I’ve been pondering all of the arguing and mic-dropping going on with political tensions and with world problems like poverty, violence, and discrimination. How is it that people with so much in common cannot hold a civil conversation with one another? How do we step out of the cycle of verbal bomb-throwing and find our way back to productive communication?

I watched my sister a few weeks ago talking to someone handing out literature on the street as we were shopping. They were trying to raise awareness for their particular cause, and they had their speech and talking points all prepared in advance. I confess that if I had been alone, I would have probably avoided eye contact and walked on by. If I had been feeling particularly open, I would have offered a half-smile and kept walking. I don’t like to hear talking points. They don’t impress me, and I always assume they are heavily weighted in favor of the cause being promoted.

My sister is awesome, though, and she stopped to talk with the person. When she heard the cause being promoted she asked about the sponsoring agency, she found a point of common interest, and she asked about the specific goal of this person on the street that day. They were looking for donations, and instead of making a commitment to donate right there, my sister asked for the online donation options and how to find more information about the organization sponsoring the fund drive. It took less than 3 minutes and it gave the person advocating the opportunity to share about their cause and allowed us to walk away without feeling obligated or shamed into supporting something we didn’t know much about.

I walked away from that encounter in awe of my sister’s ability to handle a potentially uncomfortable interaction in a way that everyone could feel good about. (Once again, I want to be my big sister when I grow up.)

I’ve spent the past several weeks pondering how I can interact with others in a similar way, whether I agree with them or not, whether I feel like the other person has an agenda, or even when I am the one with an agenda who wants to be heard. I think I’ve come up with some basic principles that can help.

Giving them the right to be heard. Allowing others to speak their minds gives us the ability to gauge whether they would be open to hearing our point of view. At times, stating our case when others are not open to listening falls into the category of casting our pearls before swine. If the person we are in conversation with cannot hear another perspective, anything we say, no matter how beautifully phrased, is going to sound like an attack to them. If they don’t know the value of our pearls, it feels exactly like someone throwing rocks.

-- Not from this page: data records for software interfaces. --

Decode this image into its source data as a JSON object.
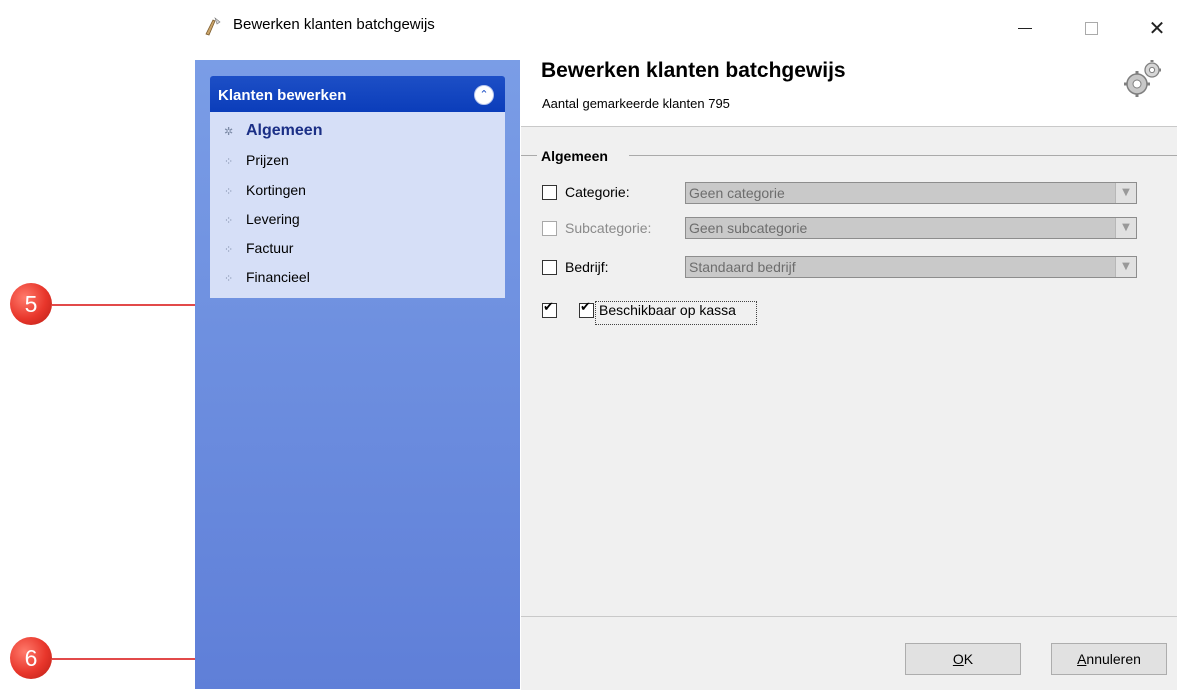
{
  "window": {
    "title": "Bewerken klanten batchgewijs",
    "close_glyph": "✕"
  },
  "nav": {
    "header": "Klanten bewerken",
    "collapse_glyph": "»",
    "items": [
      {
        "label": "Algemeen",
        "active": true
      },
      {
        "label": "Prijzen",
        "active": false
      },
      {
        "label": "Kortingen",
        "active": false
      },
      {
        "label": "Levering",
        "active": false
      },
      {
        "label": "Factuur",
        "active": false
      },
      {
        "label": "Financieel",
        "active": false
      }
    ]
  },
  "content": {
    "title": "Bewerken klanten batchgewijs",
    "subtitle": "Aantal gemarkeerde klanten 795",
    "group_title": "Algemeen",
    "fields": {
      "categorie": {
        "label": "Categorie:",
        "value": "Geen categorie",
        "checked": false,
        "enabled": true
      },
      "subcategorie": {
        "label": "Subcategorie:",
        "value": "Geen subcategorie",
        "checked": false,
        "enabled": false
      },
      "bedrijf": {
        "label": "Bedrijf:",
        "value": "Standaard bedrijf",
        "checked": false,
        "enabled": true
      },
      "kassa": {
        "label": "Beschikbaar op kassa",
        "checked": true,
        "outer_checked": true
      }
    },
    "dropdown_glyph": "▼"
  },
  "footer": {
    "ok_underlined": "O",
    "ok_rest": "K",
    "cancel_underlined": "A",
    "cancel_rest": "nnuleren"
  },
  "annotations": {
    "marker_5": "5",
    "marker_6": "6",
    "color": "#e8362b"
  }
}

We can begin by reframing our expectations based on what the other person is able to give. When we walk into a conversation,we have to recognize that we may not be in the same place as our conversation partner in our emotions, our understanding of the topic, or desire to find a solution.

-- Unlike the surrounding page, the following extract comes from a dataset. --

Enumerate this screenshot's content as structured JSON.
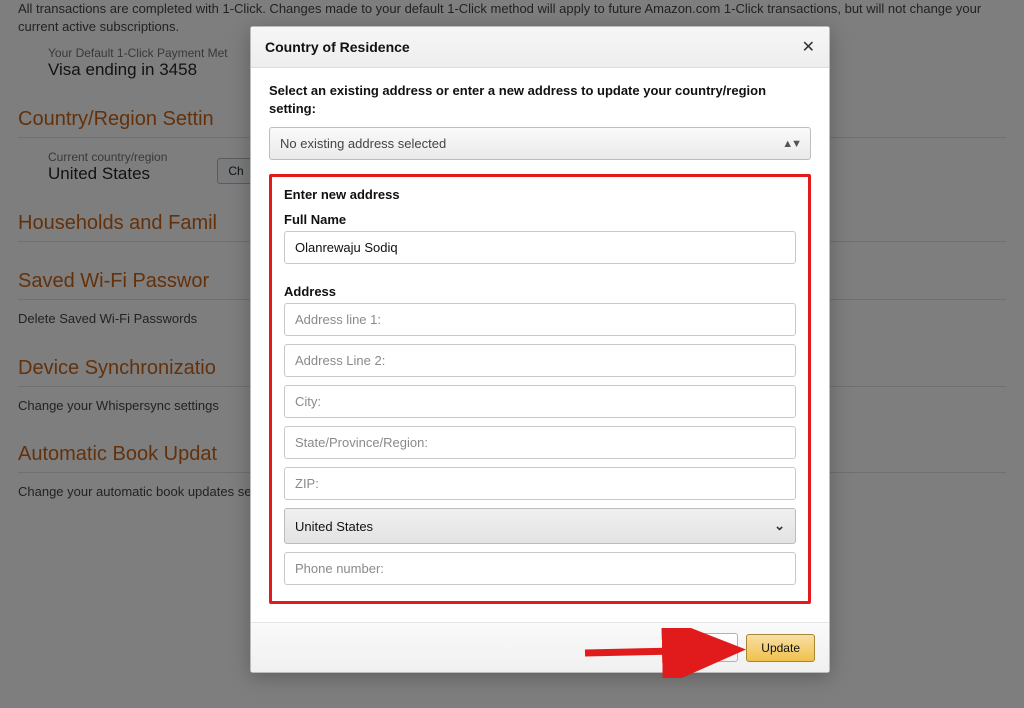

Using words that frame our thoughts, that state our position, without attacking the other person offers our perspective without putting them on the defensive. Talking about what I am for does not have to include any discussion of others who do not agree. Try it out, can you talk about your passion or are you simply arguing against the passions of others?

Acceptance does not mean agreeing all the time. Acceptance means embracing those we are in relationship with in spite of disagreement. I can accept your good motivation, and assume the best about you and your cause even if I do not join in promoting it.

If you are as tired as I am of all the arguing and tension, why not add a little grace by listening, seeking understanding, offering mercy and love in spite of disagreement?

That could be very ReFreshing!